It also seems that the lack of adjustment of brakes will lead to problems with disc brakes. The Owner’s Manual for the Farmall H instructs the owner to adjust brakes so that free movement of the pedal is limited to only 1-1/2″. Farmall H Owners Manual, p. 59. As a boy growing up on the Wells farm in the 1950s, the author remembers few tractors which were adjusted to this standard. With band brakes, proper adjustment was not so crucial. If the operator kept pressing down on the pedal, sooner or later the brakes would engage. However, as noted above, the disc brakes are operated by balls following a path inside the actuating discs. If the brakes were not fully engaged by the time that the balls reached the end of the path, further pressing on the brake pedal would be meaningless.

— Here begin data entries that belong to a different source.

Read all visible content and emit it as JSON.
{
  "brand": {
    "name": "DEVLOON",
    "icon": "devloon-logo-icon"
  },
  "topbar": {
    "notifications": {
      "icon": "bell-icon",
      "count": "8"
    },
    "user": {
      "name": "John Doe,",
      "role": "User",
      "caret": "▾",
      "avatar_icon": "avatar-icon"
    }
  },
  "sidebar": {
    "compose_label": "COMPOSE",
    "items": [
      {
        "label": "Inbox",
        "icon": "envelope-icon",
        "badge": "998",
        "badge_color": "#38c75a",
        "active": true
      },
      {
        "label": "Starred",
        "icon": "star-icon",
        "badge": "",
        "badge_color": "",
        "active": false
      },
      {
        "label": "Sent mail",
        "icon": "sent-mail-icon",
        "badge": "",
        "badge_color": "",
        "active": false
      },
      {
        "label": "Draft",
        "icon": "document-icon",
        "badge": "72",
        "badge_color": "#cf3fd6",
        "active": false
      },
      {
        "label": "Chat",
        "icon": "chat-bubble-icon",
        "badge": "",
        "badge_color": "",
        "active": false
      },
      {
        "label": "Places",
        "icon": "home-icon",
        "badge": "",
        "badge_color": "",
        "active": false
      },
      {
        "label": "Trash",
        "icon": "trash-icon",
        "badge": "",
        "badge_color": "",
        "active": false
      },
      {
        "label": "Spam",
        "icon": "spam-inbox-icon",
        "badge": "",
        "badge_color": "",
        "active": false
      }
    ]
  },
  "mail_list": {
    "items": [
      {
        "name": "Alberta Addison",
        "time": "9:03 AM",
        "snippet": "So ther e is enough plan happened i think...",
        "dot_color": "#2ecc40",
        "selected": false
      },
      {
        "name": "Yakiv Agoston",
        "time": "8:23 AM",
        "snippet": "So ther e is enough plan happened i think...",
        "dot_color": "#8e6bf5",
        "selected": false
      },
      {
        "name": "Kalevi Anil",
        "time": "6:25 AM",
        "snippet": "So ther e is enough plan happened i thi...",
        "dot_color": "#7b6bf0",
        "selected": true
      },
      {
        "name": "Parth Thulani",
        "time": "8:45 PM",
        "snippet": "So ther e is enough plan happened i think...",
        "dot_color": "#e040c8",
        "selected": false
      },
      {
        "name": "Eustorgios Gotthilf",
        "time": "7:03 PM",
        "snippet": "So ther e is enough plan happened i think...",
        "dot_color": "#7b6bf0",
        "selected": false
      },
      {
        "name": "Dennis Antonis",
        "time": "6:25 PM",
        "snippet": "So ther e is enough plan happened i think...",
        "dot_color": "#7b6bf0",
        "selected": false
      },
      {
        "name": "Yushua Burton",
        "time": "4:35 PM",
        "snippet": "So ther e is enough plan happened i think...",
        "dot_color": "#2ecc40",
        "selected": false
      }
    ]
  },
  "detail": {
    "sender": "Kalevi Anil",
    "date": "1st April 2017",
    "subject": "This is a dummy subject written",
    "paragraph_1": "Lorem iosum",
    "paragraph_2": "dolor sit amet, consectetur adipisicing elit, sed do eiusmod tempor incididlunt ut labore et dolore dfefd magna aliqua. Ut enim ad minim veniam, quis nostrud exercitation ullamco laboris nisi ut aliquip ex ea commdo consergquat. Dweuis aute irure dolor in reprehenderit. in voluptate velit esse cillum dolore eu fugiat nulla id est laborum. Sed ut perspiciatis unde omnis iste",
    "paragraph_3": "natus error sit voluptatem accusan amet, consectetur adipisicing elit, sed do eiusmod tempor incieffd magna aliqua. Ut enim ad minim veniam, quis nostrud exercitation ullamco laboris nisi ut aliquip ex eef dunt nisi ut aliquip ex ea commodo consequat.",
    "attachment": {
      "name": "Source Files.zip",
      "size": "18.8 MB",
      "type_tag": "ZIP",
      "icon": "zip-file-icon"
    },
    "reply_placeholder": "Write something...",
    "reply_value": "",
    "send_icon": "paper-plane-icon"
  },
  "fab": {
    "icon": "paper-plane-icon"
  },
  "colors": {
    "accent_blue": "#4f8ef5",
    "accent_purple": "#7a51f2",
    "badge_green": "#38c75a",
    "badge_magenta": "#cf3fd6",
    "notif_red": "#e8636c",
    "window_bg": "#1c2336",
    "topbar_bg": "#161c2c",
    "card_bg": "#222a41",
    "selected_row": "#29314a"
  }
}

The message to restorers is that proper adjustment of brakes is much more important for disc brakes than for band brakes.
In about 2003 the Wells family agreed to let the 1944 H become a working tractor as a part of the Melounek-Deutsch Saw Mill on the grounds of the LeSueur County Pioneer Power Association. As such the 1944 Farmall bearing the serial No, 173093 was fitted with a buck saw which is used for cross cutting “slab” wood (a by product of sawing logs into lumber) into useable pieces for burning in the numerous steam engines located around the grounds during the August show.
In the years since this article was originally written, No. 173093 with its “buzz” saw, or “buck saw,” mounted on the front continues to be employed by the “Sawmill gang” on the grounds of the LeSueur Pioneer Power Association to reduce the slab wood by-product of the sawmill. Indeed just prior to the 2016 August Show on the Pioneer Power grounds, the current author and Mark Wells, brother of the current author had a chance to work with the sawmill gang cutting up slab wood with No. 173093 and its buzz saw and putting the resulting fire wood into the Anthony wagon box mounted on the Ralph Nash homemade wagon gear which was another restoration project of the Wells family. (The story of the Anthony wagon is told in the article on the Anthony Company of Streator, Illinois which is also contained on this website.)
In the absence of No. 173093, the Wells family purchased another 1946 Farmall H which had been part of a fleet of tractors owned by the Campbell Soup Company of Napoleon, Ohio. This tractor bears the serial No. 219955. It is intended that this tractor will be changed to make it look like the George Wells 1942 Farmall H shown at the top of this article. Toward this end, a pair of non-adjustable front wheels were purchased in the town of Charm, Ohio in the Amish Colonies in October of 2013. Over that winter of 2013-2014, the older standard equipment seat of No. 219955 was renovated and in the summer of 2014 No. 219955 was transported to Minnesota to be stored in the new Wells family workshop located at 764 Elmwood Street in LeSueur.
During the summer of 2015 a new wiring harness, battery box and a new muffler were added to No. 219955 and the tractor began to look a lot more like the George Wells 1942 Farmall H. This is the role that this tractor this tractor is currently playing. However, the does have its own interesting history as a member of a fleet of tractors owned and operated by the Campbell Soup Company of Napoleon, Ohio. Accordingly, an additional article is being planned for the actual history of No. 219955.